Zambuto is also excited about the traffic improvements. “Some of my colleagues are worried about the mitigation for the traffic. I think there is a lot of good stuff in there,” he said.
Others worried that Boston got the bigger mitigation package. “I think this agreement is widely disparate from what our neighbor to the south is getting…” Councillor Stephen Reardon said.
“This isn’t Disneyland. This is a casino. Unfortunately, crime and traffic comes with it. That is why mitigation is important,” he added. “What bothers me more is the breakup of the pie.”
However, Rizzo said there is room for improvement: “Revere only has 28 percent of the land. There is no casino being built on our borders. If the casino does well, then they can build more. There is some serious upside on this project.”
Others agreed. “I’m not going to compare it to Boston. Boston is probably getting what they deserve since the casino is all on their side,” Councillor Charlie Patch said. “I’m looking at the future. In the future—and we may not be here when it happens—but I think Revere will be making more money than Boston.”

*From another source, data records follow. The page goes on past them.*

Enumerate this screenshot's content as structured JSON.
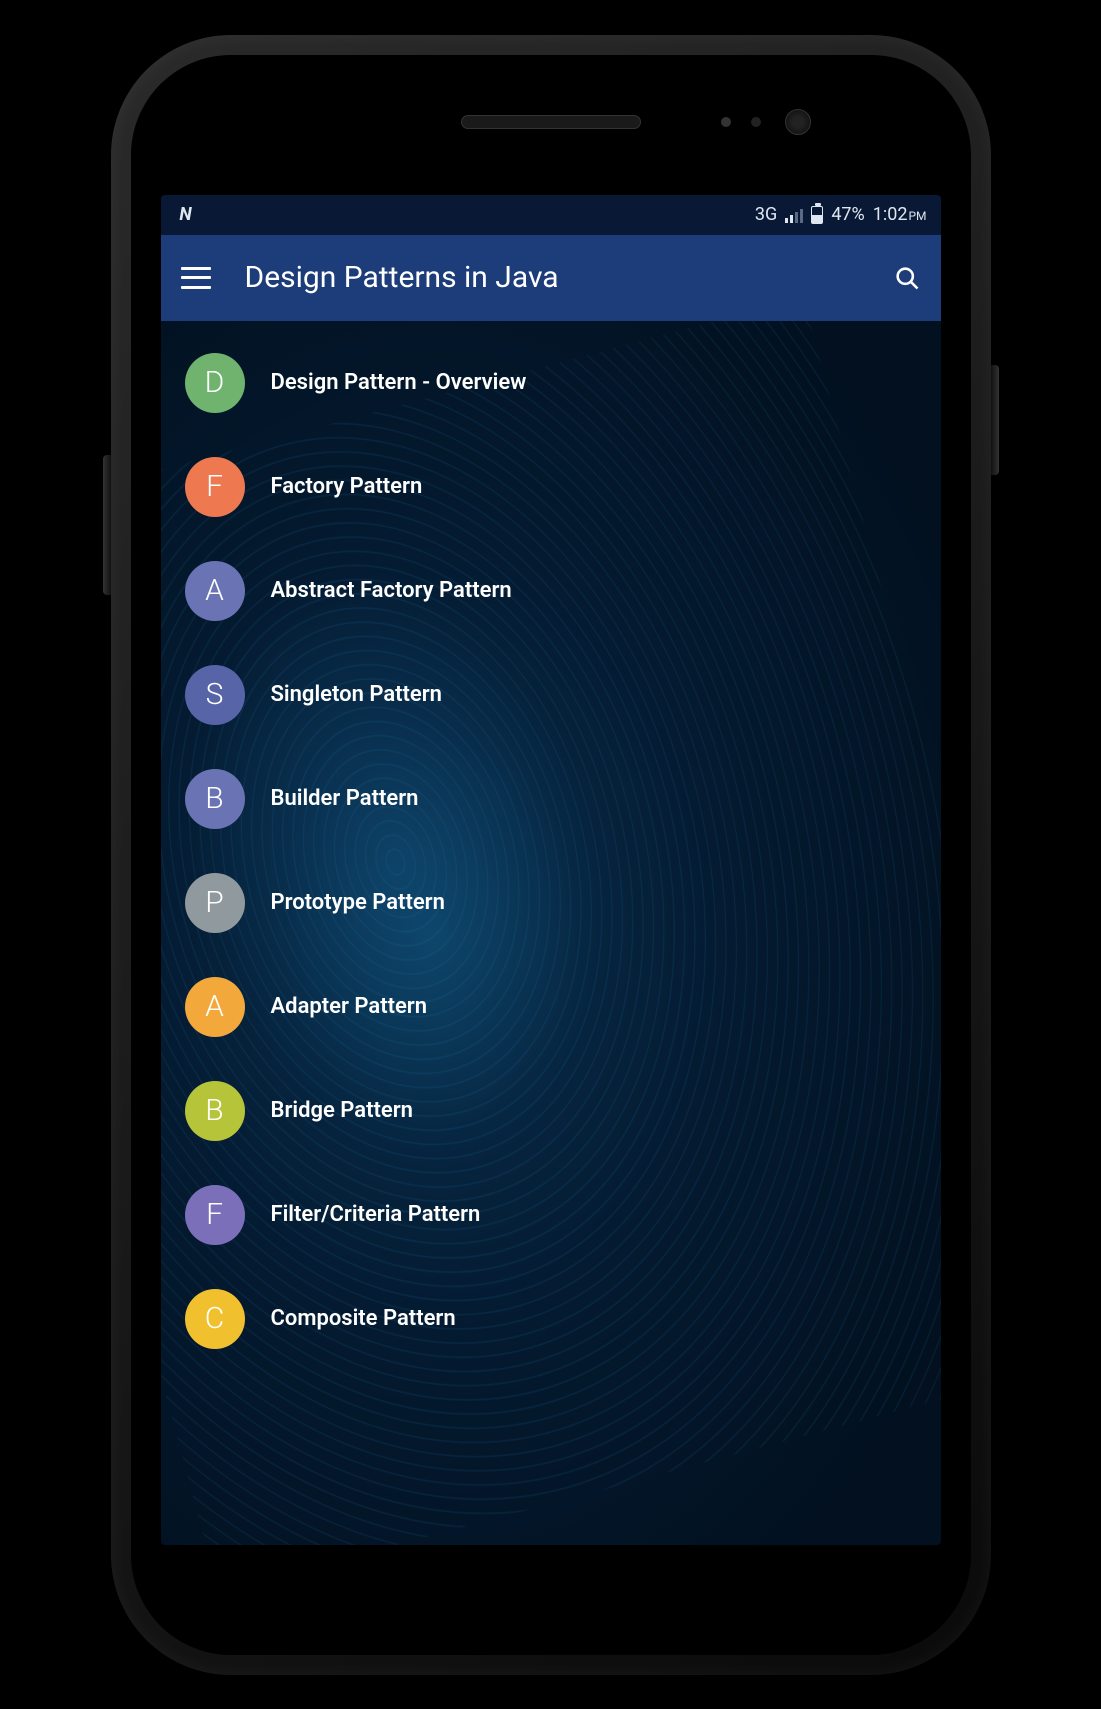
{
  "status_bar": {
    "network": "3G",
    "battery_pct": "47%",
    "time": "1:02",
    "ampm": "PM"
  },
  "app_bar": {
    "title": "Design Patterns in Java"
  },
  "list_items": [
    {
      "letter": "D",
      "label": "Design Pattern - Overview",
      "color": "#6fb36f"
    },
    {
      "letter": "F",
      "label": "Factory Pattern",
      "color": "#ee7850"
    },
    {
      "letter": "A",
      "label": "Abstract Factory Pattern",
      "color": "#6a73b4"
    },
    {
      "letter": "S",
      "label": "Singleton Pattern",
      "color": "#5864a8"
    },
    {
      "letter": "B",
      "label": "Builder Pattern",
      "color": "#6a73b4"
    },
    {
      "letter": "P",
      "label": "Prototype Pattern",
      "color": "#8f999e"
    },
    {
      "letter": "A",
      "label": "Adapter Pattern",
      "color": "#f2a83b"
    },
    {
      "letter": "B",
      "label": "Bridge Pattern",
      "color": "#b6c43a"
    },
    {
      "letter": "F",
      "label": "Filter/Criteria Pattern",
      "color": "#7a6fb8"
    },
    {
      "letter": "C",
      "label": "Composite Pattern",
      "color": "#f0c02e"
    }
  ]
}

Arrigo said he wants to make sure the money is used and spent wisely. “We are going to see a decline in state aid if a casino comes. We need to be prepared. I heard a lot of talk about how we are going to spend this money. I think there needs to be an ordinance in the books where half of the revenue goes to the rainy day fund,” he said.